START Material for this exercise
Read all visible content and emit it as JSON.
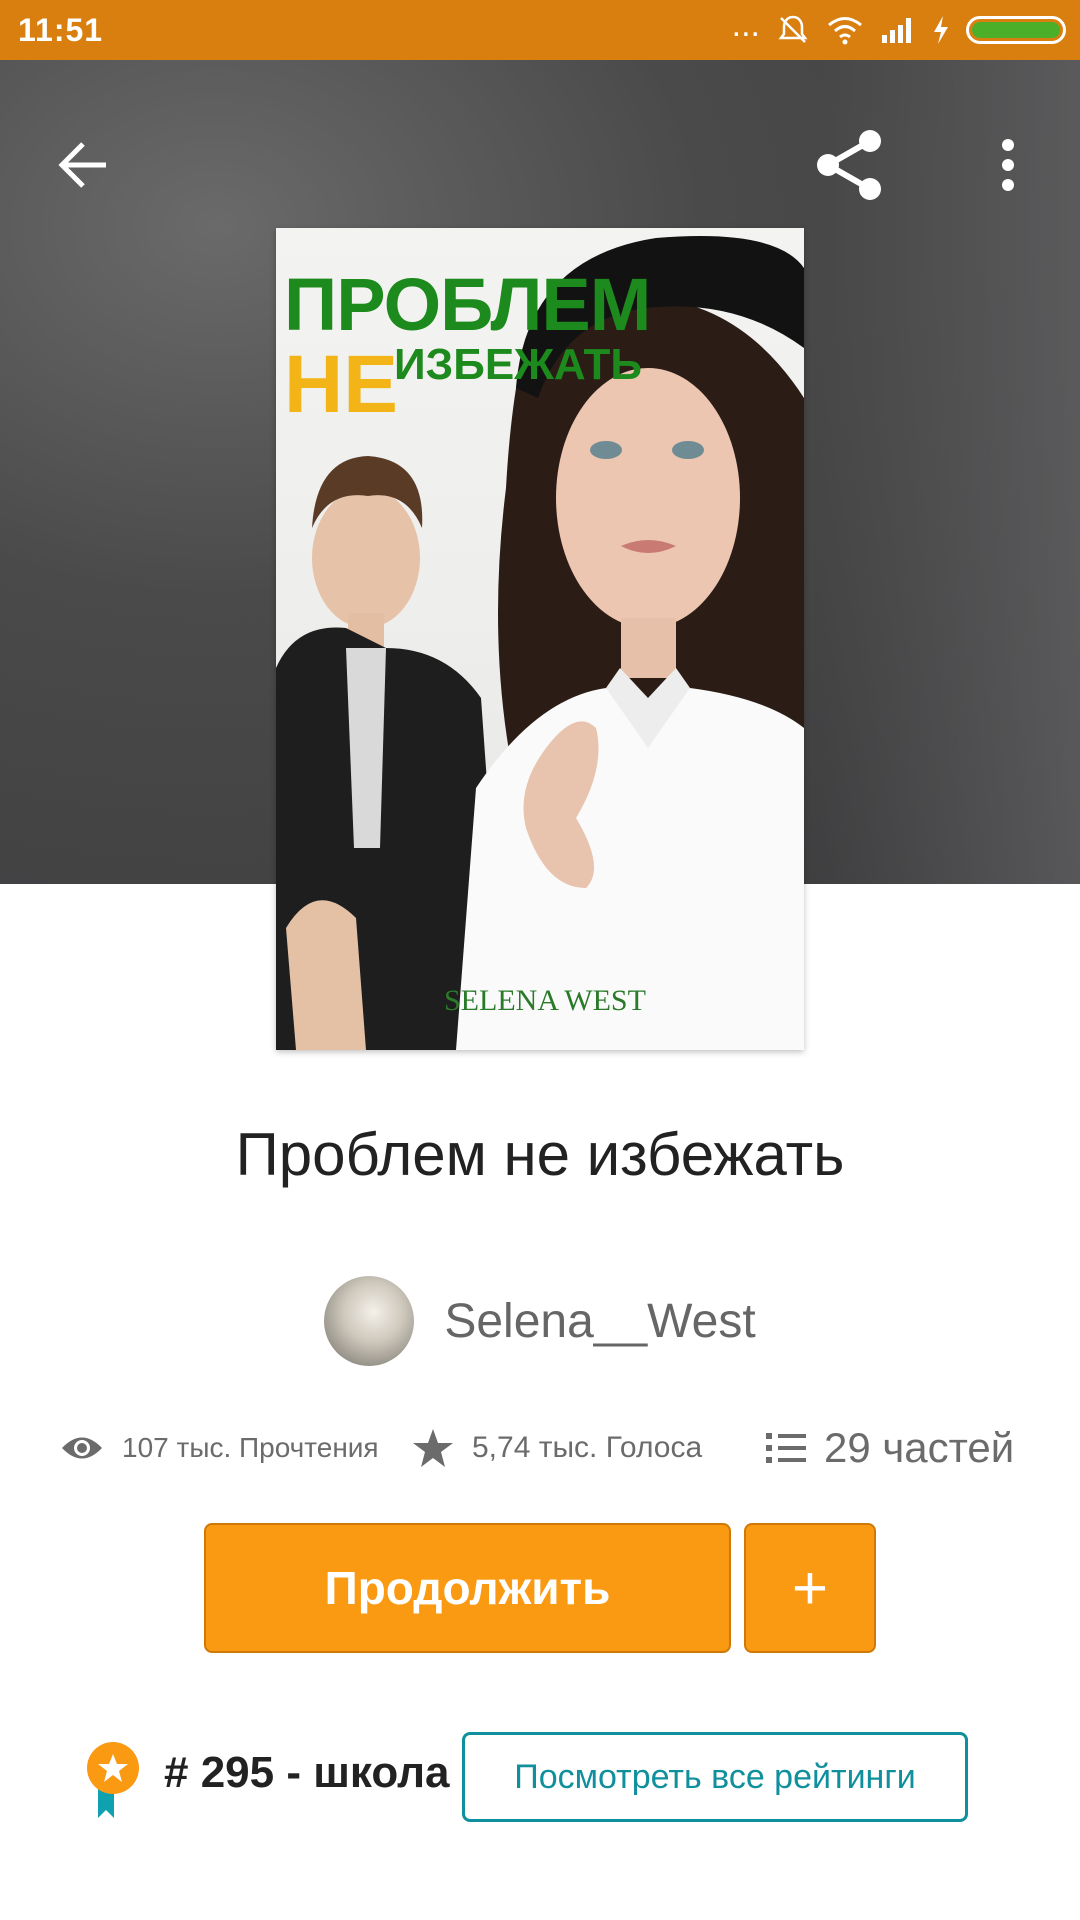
{
  "status_bar": {
    "time": "11:51",
    "dots": "...",
    "icons": [
      "silent-icon",
      "wifi-icon",
      "signal-icon",
      "charging-icon",
      "battery-icon"
    ]
  },
  "header": {
    "icons": [
      "back-arrow-icon",
      "share-icon",
      "more-vert-icon"
    ]
  },
  "cover": {
    "title_line1": "ПРОБЛЕМ",
    "title_line2_big": "НЕ",
    "title_line2_small": "ИЗБЕЖАТЬ",
    "author": "SELENA WEST"
  },
  "book": {
    "title": "Проблем не избежать",
    "author": "Selena__West"
  },
  "stats": {
    "reads": "107 тыс. Прочтения",
    "votes": "5,74 тыс. Голоса",
    "parts": "29 частей"
  },
  "actions": {
    "continue_label": "Продолжить",
    "add_label": "+"
  },
  "ranking": {
    "text": "# 295 - школа",
    "button_label": "Посмотреть все рейтинги"
  },
  "colors": {
    "status_bar": "#d97f10",
    "primary_orange": "#f99a12",
    "teal": "#10909c",
    "battery_green": "#4caf2a"
  }
}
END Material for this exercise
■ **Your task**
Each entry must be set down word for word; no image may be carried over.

■ **Task response**
Read all visible content and emit it as JSON.
{
  "status_bar": {
    "time": "11:51",
    "dots": "...",
    "icons": [
      "silent-icon",
      "wifi-icon",
      "signal-icon",
      "charging-icon",
      "battery-icon"
    ]
  },
  "header": {
    "icons": [
      "back-arrow-icon",
      "share-icon",
      "more-vert-icon"
    ]
  },
  "cover": {
    "title_line1": "ПРОБЛЕМ",
    "title_line2_big": "НЕ",
    "title_line2_small": "ИЗБЕЖАТЬ",
    "author": "SELENA WEST"
  },
  "book": {
    "title": "Проблем не избежать",
    "author": "Selena__West"
  },
  "stats": {
    "reads": "107 тыс. Прочтения",
    "votes": "5,74 тыс. Голоса",
    "parts": "29 частей"
  },
  "actions": {
    "continue_label": "Продолжить",
    "add_label": "+"
  },
  "ranking": {
    "text": "# 295 - школа",
    "button_label": "Посмотреть все рейтинги"
  },
  "colors": {
    "status_bar": "#d97f10",
    "primary_orange": "#f99a12",
    "teal": "#10909c",
    "battery_green": "#4caf2a"
  }
}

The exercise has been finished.